Mother Teresa declared Saint by Pope Francis
"We may have some difficulty in calling her 'Saint' Teresa," the pontiff said. "Her holiness is so near to us, so tender and so fruitful that we continue to spontaneously call her Mother."
He added: "She made her voice heard before the powers of this world, so that they might recognize their guilt for the crime - the crimes! - of poverty they created."
The unscripted comments came at a canonisation mass attended by 100,000 pilgrims, including 13 heads of state or government and hundreds of sari-clad nuns from Teresa's order, the Missionaries of Charity.
Queen Sofia of Spain and some 1,500 homeless people also looked on as Francis described Teresa's work in the slums of the Indian metropolis as "eloquent witness to God's closeness to the poorest of the poor."
To applause, he added: "Mother Teresa loved to say, 'perhaps I don't speak their language but I can smile'.

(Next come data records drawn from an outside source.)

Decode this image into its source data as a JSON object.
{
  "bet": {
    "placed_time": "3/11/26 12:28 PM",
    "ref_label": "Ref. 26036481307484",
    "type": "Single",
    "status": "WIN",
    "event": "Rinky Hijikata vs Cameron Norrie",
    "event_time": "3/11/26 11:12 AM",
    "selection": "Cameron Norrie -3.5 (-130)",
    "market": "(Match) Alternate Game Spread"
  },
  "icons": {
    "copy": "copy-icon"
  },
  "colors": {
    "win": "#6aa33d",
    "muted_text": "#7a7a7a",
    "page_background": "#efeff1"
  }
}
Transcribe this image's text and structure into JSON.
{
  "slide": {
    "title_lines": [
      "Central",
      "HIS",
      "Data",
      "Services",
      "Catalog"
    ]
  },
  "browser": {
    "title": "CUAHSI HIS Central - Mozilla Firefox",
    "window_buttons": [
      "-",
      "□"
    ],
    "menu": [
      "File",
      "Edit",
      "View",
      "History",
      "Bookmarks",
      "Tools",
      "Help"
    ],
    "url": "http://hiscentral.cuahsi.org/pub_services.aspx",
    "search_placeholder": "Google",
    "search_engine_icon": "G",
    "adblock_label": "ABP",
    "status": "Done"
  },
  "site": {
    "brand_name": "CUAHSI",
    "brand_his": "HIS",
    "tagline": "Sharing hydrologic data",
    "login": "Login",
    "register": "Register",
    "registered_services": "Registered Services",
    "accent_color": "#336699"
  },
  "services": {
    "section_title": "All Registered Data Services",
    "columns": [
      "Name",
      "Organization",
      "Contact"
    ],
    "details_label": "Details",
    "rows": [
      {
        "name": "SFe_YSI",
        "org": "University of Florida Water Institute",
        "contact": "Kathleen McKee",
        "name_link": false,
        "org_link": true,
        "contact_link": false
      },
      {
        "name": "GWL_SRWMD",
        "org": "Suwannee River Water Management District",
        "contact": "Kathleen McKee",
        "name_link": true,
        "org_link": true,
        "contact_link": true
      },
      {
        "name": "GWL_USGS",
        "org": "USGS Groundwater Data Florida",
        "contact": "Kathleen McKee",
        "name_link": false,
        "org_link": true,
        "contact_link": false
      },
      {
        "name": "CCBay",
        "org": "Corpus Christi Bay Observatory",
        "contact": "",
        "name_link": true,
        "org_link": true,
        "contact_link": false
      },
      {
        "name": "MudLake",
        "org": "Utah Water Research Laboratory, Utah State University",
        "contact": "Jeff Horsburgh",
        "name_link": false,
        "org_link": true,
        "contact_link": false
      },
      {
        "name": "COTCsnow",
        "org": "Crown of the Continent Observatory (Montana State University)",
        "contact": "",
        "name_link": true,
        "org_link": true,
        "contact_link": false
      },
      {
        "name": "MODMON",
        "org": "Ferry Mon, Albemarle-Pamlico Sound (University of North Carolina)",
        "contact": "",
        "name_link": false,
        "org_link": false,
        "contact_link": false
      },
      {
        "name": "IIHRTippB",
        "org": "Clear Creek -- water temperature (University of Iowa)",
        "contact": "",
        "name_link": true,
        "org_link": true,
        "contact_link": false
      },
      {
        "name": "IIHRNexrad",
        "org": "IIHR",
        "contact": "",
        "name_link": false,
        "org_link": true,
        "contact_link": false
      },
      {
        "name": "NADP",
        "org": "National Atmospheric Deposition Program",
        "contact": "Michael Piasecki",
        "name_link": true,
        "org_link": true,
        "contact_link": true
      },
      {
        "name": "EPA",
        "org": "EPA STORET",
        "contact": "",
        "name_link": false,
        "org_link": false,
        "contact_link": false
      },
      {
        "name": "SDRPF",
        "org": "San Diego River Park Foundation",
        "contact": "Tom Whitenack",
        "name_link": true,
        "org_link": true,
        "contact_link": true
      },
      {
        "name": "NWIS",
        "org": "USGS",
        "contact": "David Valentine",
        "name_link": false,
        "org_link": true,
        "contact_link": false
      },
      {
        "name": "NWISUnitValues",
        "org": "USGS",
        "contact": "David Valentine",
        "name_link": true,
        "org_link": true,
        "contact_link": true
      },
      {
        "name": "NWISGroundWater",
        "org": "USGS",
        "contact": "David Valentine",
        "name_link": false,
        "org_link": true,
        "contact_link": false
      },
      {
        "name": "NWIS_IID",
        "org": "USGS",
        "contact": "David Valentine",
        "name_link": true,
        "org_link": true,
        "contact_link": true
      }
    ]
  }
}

"Let us carry her smile in our hearts and give it to those whom we meet along our journey, especially those who suffer."
The joyful celebratory atmosphere in the Vatican was mirrored in Kolkata, where candles and flowers were laid on Teresa's tomb at the headquarters of her order.
"It is a day of rejoicing, a day of gratitude and a day of many, many blessings," senior sister Mary Lysa said.
Francis also used his sermon to recall Teresa's fervent opposition to abortion, which she termed "murder by the mother" in a controversial Nobel Peace prize speech in 1979.
She "ceaselessly proclaimed that the unborn are the weakest", he said.
The ceremony came on the eve of the 19th anniversary of Teresa's death in Kolkata, where she spent nearly four decades working in wretched slums.
With the 16th century basilica of St Peter's glinting in the late summer sun, Francis led a ritual mass that has barely changed for centuries.
Speaking in Latin, he declared "blessed Teresa of Calcutta (Kolkata) to be a Saint ... decreeing that she is to be venerated as such by the whole Church."
After the mass, the 79-year-old pontiff boarded an open-topped jeep and toured around St Peter's square and surrounding streets to a rapturous reception from tens of thousands of well-wishers.